*** Opening of Material provided ***

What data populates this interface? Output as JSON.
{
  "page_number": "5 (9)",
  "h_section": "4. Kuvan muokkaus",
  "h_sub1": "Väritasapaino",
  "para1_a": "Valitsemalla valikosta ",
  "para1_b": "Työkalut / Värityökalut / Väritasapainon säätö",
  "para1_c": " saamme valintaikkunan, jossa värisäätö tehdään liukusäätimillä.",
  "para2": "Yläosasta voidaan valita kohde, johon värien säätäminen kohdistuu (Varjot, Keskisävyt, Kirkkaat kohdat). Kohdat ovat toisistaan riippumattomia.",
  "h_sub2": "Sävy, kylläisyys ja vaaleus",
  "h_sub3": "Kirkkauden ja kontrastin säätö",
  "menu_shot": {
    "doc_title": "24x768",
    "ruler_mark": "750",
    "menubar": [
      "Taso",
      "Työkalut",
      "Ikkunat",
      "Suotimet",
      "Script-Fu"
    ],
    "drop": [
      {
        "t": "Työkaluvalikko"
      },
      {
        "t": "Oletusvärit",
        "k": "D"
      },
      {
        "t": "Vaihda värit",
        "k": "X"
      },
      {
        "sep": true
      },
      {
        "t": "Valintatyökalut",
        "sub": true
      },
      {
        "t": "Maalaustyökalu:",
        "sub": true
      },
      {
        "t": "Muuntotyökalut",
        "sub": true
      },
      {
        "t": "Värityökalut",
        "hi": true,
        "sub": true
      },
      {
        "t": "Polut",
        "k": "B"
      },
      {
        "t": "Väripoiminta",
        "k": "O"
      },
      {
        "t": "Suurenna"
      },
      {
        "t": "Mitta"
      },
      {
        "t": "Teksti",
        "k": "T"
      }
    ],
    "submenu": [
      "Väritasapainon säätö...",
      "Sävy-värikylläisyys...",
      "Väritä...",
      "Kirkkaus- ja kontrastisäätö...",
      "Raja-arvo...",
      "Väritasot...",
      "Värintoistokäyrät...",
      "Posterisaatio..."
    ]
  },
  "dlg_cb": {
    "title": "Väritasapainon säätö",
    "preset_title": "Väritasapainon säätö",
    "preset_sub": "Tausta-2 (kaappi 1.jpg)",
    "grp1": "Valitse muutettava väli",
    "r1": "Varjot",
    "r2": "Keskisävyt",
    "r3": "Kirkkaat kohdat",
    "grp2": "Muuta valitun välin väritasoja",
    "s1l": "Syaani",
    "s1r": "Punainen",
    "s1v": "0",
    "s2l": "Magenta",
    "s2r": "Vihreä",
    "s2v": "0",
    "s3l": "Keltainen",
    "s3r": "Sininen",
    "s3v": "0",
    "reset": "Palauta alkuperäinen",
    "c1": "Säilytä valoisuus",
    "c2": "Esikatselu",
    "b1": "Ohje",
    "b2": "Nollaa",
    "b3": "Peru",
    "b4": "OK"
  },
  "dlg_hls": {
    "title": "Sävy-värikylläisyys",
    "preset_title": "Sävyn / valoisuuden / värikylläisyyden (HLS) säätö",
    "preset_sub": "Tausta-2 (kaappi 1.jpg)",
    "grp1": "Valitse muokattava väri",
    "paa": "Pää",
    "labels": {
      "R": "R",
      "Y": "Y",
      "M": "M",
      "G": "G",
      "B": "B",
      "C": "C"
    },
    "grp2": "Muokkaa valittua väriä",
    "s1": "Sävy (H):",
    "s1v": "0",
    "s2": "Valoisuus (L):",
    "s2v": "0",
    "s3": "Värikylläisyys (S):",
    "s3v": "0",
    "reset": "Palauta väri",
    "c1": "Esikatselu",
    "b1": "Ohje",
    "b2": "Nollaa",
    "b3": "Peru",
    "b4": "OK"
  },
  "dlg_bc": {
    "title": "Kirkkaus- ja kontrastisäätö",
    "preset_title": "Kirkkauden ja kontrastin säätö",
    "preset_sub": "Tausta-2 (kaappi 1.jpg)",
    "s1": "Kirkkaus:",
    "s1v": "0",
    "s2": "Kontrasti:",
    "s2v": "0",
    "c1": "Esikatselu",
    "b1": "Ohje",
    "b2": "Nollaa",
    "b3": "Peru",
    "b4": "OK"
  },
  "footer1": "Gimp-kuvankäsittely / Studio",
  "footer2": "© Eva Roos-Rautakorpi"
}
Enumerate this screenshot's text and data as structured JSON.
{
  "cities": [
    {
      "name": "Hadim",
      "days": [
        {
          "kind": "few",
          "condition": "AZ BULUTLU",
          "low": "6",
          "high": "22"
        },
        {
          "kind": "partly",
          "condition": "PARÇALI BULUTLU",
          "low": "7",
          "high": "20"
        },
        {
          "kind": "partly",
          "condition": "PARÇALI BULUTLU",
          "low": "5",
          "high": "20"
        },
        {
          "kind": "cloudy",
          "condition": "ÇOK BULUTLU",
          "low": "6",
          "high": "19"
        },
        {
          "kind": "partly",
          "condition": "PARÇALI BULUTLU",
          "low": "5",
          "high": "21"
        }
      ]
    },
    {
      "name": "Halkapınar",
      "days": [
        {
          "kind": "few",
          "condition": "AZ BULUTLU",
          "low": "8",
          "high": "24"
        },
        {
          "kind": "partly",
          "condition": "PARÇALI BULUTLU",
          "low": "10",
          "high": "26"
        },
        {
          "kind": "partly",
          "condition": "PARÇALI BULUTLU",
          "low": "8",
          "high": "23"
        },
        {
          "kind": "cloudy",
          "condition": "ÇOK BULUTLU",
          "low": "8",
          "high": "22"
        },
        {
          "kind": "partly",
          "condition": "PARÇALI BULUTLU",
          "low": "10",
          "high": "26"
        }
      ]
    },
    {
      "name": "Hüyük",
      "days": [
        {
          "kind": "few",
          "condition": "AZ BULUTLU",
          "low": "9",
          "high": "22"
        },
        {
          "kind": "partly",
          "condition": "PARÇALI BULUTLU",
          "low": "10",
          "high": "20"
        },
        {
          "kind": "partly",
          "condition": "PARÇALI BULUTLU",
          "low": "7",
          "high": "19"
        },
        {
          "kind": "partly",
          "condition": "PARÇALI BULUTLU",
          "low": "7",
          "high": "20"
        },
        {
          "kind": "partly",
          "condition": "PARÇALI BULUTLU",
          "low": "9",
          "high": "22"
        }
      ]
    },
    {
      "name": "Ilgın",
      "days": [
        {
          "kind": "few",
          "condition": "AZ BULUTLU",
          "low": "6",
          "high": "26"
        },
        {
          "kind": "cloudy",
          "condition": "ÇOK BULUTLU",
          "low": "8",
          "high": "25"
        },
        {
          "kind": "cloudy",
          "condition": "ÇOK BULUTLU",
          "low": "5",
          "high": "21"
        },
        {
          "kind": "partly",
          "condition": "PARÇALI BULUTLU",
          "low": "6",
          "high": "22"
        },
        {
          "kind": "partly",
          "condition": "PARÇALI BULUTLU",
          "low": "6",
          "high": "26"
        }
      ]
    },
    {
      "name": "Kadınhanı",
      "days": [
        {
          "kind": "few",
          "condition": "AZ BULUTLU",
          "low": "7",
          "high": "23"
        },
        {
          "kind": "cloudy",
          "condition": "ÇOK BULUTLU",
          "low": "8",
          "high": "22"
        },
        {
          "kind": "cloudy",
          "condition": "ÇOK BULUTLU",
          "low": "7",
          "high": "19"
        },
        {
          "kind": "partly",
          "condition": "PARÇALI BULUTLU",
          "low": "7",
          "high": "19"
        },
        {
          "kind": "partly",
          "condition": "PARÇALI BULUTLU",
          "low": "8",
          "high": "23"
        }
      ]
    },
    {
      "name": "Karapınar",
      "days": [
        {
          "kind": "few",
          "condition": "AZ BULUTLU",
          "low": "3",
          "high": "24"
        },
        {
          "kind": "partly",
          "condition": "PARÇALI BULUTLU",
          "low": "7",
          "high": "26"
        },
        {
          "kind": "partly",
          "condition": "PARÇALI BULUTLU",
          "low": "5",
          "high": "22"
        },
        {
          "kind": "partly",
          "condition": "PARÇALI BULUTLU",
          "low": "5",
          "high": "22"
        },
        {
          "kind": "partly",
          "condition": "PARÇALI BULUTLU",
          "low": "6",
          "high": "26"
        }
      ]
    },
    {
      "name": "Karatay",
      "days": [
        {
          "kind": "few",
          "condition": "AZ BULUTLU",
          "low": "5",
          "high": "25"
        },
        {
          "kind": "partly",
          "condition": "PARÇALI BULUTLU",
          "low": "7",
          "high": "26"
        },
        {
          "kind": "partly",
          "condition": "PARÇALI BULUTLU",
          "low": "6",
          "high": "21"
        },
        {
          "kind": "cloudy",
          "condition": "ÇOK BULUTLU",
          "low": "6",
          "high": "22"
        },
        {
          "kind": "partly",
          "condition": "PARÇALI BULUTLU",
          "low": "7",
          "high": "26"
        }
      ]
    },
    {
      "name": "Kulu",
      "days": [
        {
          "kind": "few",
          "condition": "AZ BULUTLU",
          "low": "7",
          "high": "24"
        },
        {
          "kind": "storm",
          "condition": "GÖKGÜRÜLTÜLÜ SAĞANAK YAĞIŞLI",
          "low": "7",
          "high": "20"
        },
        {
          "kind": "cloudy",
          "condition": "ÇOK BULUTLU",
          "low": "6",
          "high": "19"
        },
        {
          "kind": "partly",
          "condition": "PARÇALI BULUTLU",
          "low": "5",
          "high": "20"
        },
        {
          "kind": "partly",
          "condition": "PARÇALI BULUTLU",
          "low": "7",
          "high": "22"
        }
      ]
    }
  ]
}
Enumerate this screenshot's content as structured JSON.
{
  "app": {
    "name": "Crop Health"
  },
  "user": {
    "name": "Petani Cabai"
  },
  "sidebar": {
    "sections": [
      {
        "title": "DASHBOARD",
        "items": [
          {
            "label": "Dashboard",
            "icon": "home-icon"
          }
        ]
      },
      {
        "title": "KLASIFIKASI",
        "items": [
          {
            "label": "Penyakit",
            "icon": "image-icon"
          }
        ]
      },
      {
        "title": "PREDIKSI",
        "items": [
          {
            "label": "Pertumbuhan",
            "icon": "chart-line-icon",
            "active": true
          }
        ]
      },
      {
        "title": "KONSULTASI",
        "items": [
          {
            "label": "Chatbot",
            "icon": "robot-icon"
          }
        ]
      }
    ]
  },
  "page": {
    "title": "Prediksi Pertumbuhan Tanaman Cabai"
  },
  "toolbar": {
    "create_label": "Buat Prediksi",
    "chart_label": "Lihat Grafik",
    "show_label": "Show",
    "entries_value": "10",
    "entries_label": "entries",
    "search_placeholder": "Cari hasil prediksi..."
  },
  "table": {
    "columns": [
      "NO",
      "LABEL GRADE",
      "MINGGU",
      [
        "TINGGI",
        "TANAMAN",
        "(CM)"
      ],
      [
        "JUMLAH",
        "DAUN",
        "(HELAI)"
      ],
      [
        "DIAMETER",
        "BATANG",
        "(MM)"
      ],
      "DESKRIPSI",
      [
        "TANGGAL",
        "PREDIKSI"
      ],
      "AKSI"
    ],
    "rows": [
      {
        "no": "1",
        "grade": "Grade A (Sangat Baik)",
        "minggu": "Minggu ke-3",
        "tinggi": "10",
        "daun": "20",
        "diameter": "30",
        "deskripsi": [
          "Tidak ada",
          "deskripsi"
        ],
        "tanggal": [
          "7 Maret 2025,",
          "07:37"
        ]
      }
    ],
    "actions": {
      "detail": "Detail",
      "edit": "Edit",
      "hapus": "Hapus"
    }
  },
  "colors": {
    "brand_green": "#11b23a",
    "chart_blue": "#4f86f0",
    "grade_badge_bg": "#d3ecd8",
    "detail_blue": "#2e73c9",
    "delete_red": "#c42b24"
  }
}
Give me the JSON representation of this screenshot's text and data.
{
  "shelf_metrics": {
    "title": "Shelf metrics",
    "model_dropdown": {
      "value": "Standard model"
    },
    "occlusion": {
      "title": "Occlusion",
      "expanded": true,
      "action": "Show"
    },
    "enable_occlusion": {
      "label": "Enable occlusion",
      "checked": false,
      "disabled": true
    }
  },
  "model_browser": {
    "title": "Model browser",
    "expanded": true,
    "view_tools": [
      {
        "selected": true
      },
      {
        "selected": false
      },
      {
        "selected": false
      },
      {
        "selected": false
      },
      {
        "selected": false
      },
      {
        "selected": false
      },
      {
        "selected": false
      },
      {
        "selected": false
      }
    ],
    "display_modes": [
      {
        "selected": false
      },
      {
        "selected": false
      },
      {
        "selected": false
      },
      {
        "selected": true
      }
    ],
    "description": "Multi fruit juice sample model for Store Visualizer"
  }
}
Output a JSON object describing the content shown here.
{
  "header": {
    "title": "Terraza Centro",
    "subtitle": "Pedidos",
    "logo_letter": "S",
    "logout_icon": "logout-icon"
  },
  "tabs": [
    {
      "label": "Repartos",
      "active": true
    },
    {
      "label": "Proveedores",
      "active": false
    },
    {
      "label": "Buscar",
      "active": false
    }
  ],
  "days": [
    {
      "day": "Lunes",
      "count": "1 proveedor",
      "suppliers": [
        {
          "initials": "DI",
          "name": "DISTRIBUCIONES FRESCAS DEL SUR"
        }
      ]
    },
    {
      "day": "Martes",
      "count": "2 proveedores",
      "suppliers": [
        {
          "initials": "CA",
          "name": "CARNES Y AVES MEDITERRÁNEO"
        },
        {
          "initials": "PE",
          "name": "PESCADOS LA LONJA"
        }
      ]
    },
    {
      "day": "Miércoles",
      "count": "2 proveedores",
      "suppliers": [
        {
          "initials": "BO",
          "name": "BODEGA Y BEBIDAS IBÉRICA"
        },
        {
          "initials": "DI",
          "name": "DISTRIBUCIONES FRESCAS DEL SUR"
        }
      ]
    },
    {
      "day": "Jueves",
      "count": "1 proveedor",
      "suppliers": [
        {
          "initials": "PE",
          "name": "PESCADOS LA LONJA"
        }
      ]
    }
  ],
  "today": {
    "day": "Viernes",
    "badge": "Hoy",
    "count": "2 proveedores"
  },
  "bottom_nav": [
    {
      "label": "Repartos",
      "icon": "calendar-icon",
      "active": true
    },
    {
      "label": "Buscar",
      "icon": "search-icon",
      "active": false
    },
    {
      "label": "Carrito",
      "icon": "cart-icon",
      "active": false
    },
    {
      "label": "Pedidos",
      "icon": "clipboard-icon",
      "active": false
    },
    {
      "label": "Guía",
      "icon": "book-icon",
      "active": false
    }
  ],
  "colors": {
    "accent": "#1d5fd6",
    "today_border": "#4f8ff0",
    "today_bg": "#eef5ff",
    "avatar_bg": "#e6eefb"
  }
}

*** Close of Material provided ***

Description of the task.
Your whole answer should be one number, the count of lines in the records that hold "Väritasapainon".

Exercise result.
4